For years, the vast majority of people would confidently say that women want relationships, diamond engagement rings, marriage, and children, while men desire to be single. However, a recent study suggests that single men are actually looking for the same things as women. What’s more shocking, is the discovery that men might want those things even more than women!
Belinda Luscombe covered this fascinating story in the Huffington Post. The ever-popular Match.com presented their research findings of over five-thousand single men and women, and the results were surprising, to say the least. Most note-worthy was the discovery that 24-50 year-old men wanted to marry women of the same age more than the women in the same age category wanted to marry men.
Also, women presented a much greater desire for separate bank accounts, nights out and vacations with friends, and a greater need for personal space in general. Contrarily, men didn’t seem to possess this same sentiment. Men also cared less about their partners’ race and religion than women.

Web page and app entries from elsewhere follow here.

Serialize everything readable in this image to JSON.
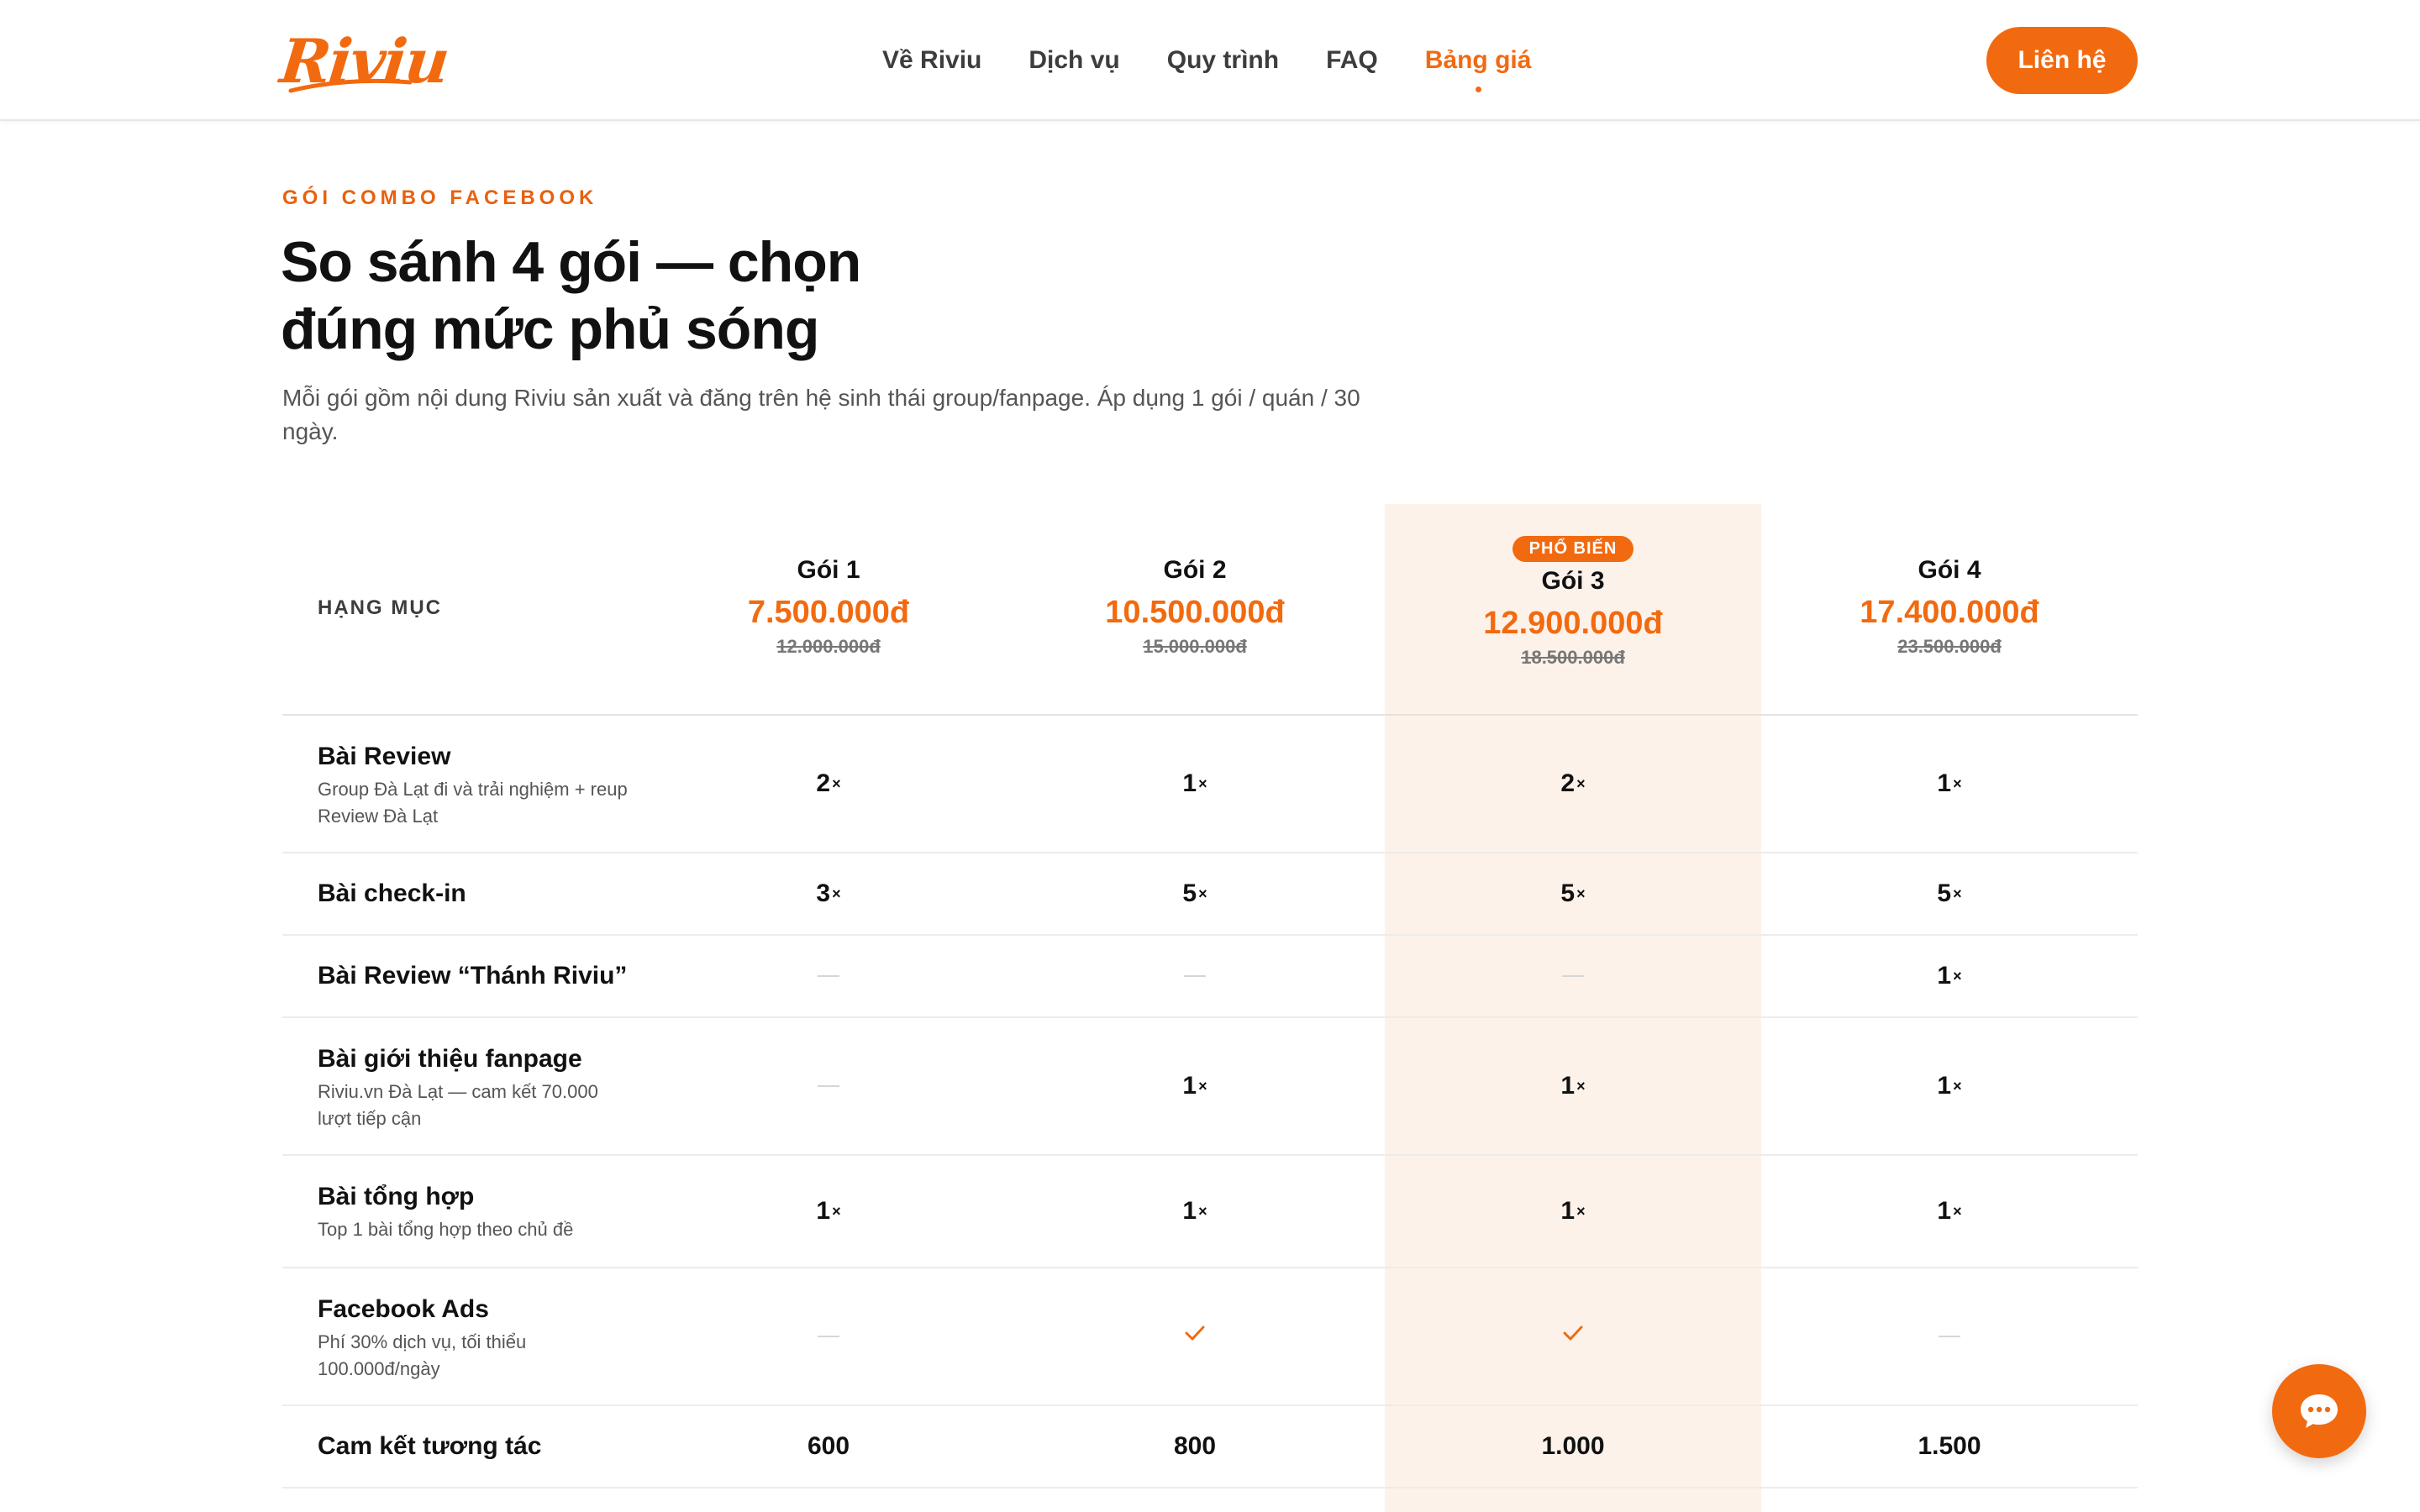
{
  "brand": {
    "logo_text": "Riviu",
    "accent": "#f26a10"
  },
  "nav": {
    "items": [
      {
        "label": "Về Riviu",
        "active": false
      },
      {
        "label": "Dịch vụ",
        "active": false
      },
      {
        "label": "Quy trình",
        "active": false
      },
      {
        "label": "FAQ",
        "active": false
      },
      {
        "label": "Bảng giá",
        "active": true
      }
    ],
    "cta_label": "Liên hệ"
  },
  "intro": {
    "eyebrow": "GÓI COMBO FACEBOOK",
    "title_line1": "So sánh 4 gói — chọn",
    "title_line2": "đúng mức phủ sóng",
    "description": "Mỗi gói gồm nội dung Riviu sản xuất và đăng trên hệ sinh thái group/fanpage. Áp dụng 1 gói / quán / 30 ngày."
  },
  "table": {
    "category_header": "HẠNG MỤC",
    "plans": [
      {
        "name": "Gói 1",
        "price": "7.500.000đ",
        "old_price": "12.000.000đ",
        "badge": ""
      },
      {
        "name": "Gói 2",
        "price": "10.500.000đ",
        "old_price": "15.000.000đ",
        "badge": ""
      },
      {
        "name": "Gói 3",
        "price": "12.900.000đ",
        "old_price": "18.500.000đ",
        "badge": "PHỔ BIẾN"
      },
      {
        "name": "Gói 4",
        "price": "17.400.000đ",
        "old_price": "23.500.000đ",
        "badge": ""
      }
    ],
    "rows": [
      {
        "title": "Bài Review",
        "subtitle": "Group Đà Lạt đi và trải nghiệm + reup Review Đà Lạt",
        "values": [
          "2",
          "1",
          "2",
          "1"
        ]
      },
      {
        "title": "Bài check-in",
        "subtitle": "",
        "values": [
          "3",
          "5",
          "5",
          "5"
        ]
      },
      {
        "title": "Bài Review “Thánh Riviu”",
        "subtitle": "",
        "values": [
          "-",
          "-",
          "-",
          "1"
        ]
      },
      {
        "title": "Bài giới thiệu fanpage",
        "subtitle": "Riviu.vn Đà Lạt — cam kết 70.000 lượt tiếp cận",
        "values": [
          "-",
          "1",
          "1",
          "1"
        ]
      },
      {
        "title": "Bài tổng hợp",
        "subtitle": "Top 1 bài tổng hợp theo chủ đề",
        "values": [
          "1",
          "1",
          "1",
          "1"
        ]
      },
      {
        "title": "Facebook Ads",
        "subtitle": "Phí 30% dịch vụ, tối thiểu 100.000đ/ngày",
        "values": [
          "-",
          "check",
          "check",
          "-"
        ]
      },
      {
        "title": "Cam kết tương tác",
        "subtitle": "",
        "values": [
          "600",
          "800",
          "1.000",
          "1.500"
        ]
      }
    ],
    "multiplier_symbol": "×"
  }
}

In addition, across every age group studied, more men wanted to have children than women. This may have been the most surprising piece of the puzzle. Which begs the question: what could possibly account for this major shift in our western world society?
First off, women are earning more money than ever, obtaining higher positions in the workplace with significantly better pay. Women can now also safely bear children well into their thirties. Beyond being safe, both are more socially acceptable nowadays. We’re seeing it in television and movies more often now where women are the main breadwinners of the household and their partners support their business endeavours. Whether that’s art imitating life or the other way around is hard to say. Either way, it’s clearly become the norm, and men are shifting accordingly, consciously or not.
The article’s conclusion is an interesting one: perhaps women, like men, also enjoy being single. Whether it’s to do with the discovery that more men (ages 35-44) want children than women (16% of women compared to 27% of men), or a heavier focus on career, we need to acknowledge the prospect that women might just be choosing a single lifestyle.
A woman who was single in years passed used to be considered somewhat of a leper. She was either labeled as desperate, having some sort of personality disorder, or obsessed with her cats. Over time, that idea started shifting and the general public perceived this single woman as a soulless, career-obsessed, workaholic. In truth, now there is much more space for the likelihood that being single is a choice that some women simply choose for themselves for no other reason other than- that’s the way they like it.
What this says about our future and gender norms is beyond us, but one thing is certain: men and women might have a lot more in common than we previously thought.